Dataset records:
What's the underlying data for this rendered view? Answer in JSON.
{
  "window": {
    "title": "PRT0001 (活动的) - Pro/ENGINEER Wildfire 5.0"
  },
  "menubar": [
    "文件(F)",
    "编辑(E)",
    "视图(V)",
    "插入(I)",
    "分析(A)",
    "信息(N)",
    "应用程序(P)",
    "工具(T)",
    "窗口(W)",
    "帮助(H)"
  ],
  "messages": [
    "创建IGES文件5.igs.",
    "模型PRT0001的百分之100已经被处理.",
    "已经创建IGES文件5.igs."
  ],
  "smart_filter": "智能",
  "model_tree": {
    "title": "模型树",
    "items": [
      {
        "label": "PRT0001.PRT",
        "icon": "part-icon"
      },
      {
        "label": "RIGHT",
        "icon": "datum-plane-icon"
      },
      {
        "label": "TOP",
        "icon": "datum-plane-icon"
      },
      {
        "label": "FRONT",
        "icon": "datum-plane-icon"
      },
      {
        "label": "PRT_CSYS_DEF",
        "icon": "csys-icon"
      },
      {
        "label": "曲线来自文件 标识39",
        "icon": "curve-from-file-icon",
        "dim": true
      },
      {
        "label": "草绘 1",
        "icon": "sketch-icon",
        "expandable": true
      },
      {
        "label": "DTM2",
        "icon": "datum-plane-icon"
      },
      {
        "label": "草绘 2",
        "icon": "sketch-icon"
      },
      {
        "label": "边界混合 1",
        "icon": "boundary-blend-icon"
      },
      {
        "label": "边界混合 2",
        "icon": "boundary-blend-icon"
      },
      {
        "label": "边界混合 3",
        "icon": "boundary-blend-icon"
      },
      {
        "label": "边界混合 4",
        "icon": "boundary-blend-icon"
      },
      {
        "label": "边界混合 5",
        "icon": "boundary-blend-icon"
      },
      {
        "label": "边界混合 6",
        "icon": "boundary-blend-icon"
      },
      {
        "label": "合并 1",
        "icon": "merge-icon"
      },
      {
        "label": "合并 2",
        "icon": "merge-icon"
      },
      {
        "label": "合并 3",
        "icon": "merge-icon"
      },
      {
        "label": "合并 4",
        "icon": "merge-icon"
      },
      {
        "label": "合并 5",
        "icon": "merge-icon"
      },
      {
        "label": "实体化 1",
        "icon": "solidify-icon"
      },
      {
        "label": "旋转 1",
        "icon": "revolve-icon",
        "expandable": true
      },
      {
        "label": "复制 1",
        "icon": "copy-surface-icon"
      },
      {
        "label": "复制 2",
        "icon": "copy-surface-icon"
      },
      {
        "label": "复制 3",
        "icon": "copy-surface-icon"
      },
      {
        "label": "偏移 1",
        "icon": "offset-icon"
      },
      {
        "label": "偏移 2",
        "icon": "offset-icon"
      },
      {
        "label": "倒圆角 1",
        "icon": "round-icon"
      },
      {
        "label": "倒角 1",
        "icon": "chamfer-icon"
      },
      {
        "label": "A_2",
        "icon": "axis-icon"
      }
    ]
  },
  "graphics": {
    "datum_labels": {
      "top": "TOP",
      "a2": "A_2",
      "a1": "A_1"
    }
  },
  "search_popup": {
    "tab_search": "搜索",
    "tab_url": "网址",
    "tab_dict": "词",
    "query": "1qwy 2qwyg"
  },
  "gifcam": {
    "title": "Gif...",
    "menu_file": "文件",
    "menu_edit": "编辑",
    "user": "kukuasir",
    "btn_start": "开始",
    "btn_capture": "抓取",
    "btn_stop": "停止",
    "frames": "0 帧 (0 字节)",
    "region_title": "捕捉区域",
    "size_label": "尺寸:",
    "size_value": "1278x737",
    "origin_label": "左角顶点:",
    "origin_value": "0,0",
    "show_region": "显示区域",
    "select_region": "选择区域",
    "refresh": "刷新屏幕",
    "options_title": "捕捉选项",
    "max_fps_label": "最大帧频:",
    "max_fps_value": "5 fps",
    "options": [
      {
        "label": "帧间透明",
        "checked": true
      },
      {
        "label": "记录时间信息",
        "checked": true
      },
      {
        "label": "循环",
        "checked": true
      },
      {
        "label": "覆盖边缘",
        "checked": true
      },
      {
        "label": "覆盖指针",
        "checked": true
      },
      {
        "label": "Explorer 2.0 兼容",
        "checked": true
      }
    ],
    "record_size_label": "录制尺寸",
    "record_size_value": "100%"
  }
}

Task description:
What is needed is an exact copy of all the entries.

Result for this exercise:
What's the underlying data for this rendered view? Answer in JSON.
{
  "window": {
    "title": "PRT0001 (活动的) - Pro/ENGINEER Wildfire 5.0"
  },
  "menubar": [
    "文件(F)",
    "编辑(E)",
    "视图(V)",
    "插入(I)",
    "分析(A)",
    "信息(N)",
    "应用程序(P)",
    "工具(T)",
    "窗口(W)",
    "帮助(H)"
  ],
  "messages": [
    "创建IGES文件5.igs.",
    "模型PRT0001的百分之100已经被处理.",
    "已经创建IGES文件5.igs."
  ],
  "smart_filter": "智能",
  "model_tree": {
    "title": "模型树",
    "items": [
      {
        "label": "PRT0001.PRT",
        "icon": "part-icon"
      },
      {
        "label": "RIGHT",
        "icon": "datum-plane-icon"
      },
      {
        "label": "TOP",
        "icon": "datum-plane-icon"
      },
      {
        "label": "FRONT",
        "icon": "datum-plane-icon"
      },
      {
        "label": "PRT_CSYS_DEF",
        "icon": "csys-icon"
      },
      {
        "label": "曲线来自文件 标识39",
        "icon": "curve-from-file-icon",
        "dim": true
      },
      {
        "label": "草绘 1",
        "icon": "sketch-icon",
        "expandable": true
      },
      {
        "label": "DTM2",
        "icon": "datum-plane-icon"
      },
      {
        "label": "草绘 2",
        "icon": "sketch-icon"
      },
      {
        "label": "边界混合 1",
        "icon": "boundary-blend-icon"
      },
      {
        "label": "边界混合 2",
        "icon": "boundary-blend-icon"
      },
      {
        "label": "边界混合 3",
        "icon": "boundary-blend-icon"
      },
      {
        "label": "边界混合 4",
        "icon": "boundary-blend-icon"
      },
      {
        "label": "边界混合 5",
        "icon": "boundary-blend-icon"
      },
      {
        "label": "边界混合 6",
        "icon": "boundary-blend-icon"
      },
      {
        "label": "合并 1",
        "icon": "merge-icon"
      },
      {
        "label": "合并 2",
        "icon": "merge-icon"
      },
      {
        "label": "合并 3",
        "icon": "merge-icon"
      },
      {
        "label": "合并 4",
        "icon": "merge-icon"
      },
      {
        "label": "合并 5",
        "icon": "merge-icon"
      },
      {
        "label": "实体化 1",
        "icon": "solidify-icon"
      },
      {
        "label": "旋转 1",
        "icon": "revolve-icon",
        "expandable": true
      },
      {
        "label": "复制 1",
        "icon": "copy-surface-icon"
      },
      {
        "label": "复制 2",
        "icon": "copy-surface-icon"
      },
      {
        "label": "复制 3",
        "icon": "copy-surface-icon"
      },
      {
        "label": "偏移 1",
        "icon": "offset-icon"
      },
      {
        "label": "偏移 2",
        "icon": "offset-icon"
      },
      {
        "label": "倒圆角 1",
        "icon": "round-icon"
      },
      {
        "label": "倒角 1",
        "icon": "chamfer-icon"
      },
      {
        "label": "A_2",
        "icon": "axis-icon"
      }
    ]
  },
  "graphics": {
    "datum_labels": {
      "top": "TOP",
      "a2": "A_2",
      "a1": "A_1"
    }
  },
  "search_popup": {
    "tab_search": "搜索",
    "tab_url": "网址",
    "tab_dict": "词",
    "query": "1qwy 2qwyg"
  },
  "gifcam": {
    "title": "Gif...",
    "menu_file": "文件",
    "menu_edit": "编辑",
    "user": "kukuasir",
    "btn_start": "开始",
    "btn_capture": "抓取",
    "btn_stop": "停止",
    "frames": "0 帧 (0 字节)",
    "region_title": "捕捉区域",
    "size_label": "尺寸:",
    "size_value": "1278x737",
    "origin_label": "左角顶点:",
    "origin_value": "0,0",
    "show_region": "显示区域",
    "select_region": "选择区域",
    "refresh": "刷新屏幕",
    "options_title": "捕捉选项",
    "max_fps_label": "最大帧频:",
    "max_fps_value": "5 fps",
    "options": [
      {
        "label": "帧间透明",
        "checked": true
      },
      {
        "label": "记录时间信息",
        "checked": true
      },
      {
        "label": "循环",
        "checked": true
      },
      {
        "label": "覆盖边缘",
        "checked": true
      },
      {
        "label": "覆盖指针",
        "checked": true
      },
      {
        "label": "Explorer 2.0 兼容",
        "checked": true
      }
    ],
    "record_size_label": "录制尺寸",
    "record_size_value": "100%"
  }
}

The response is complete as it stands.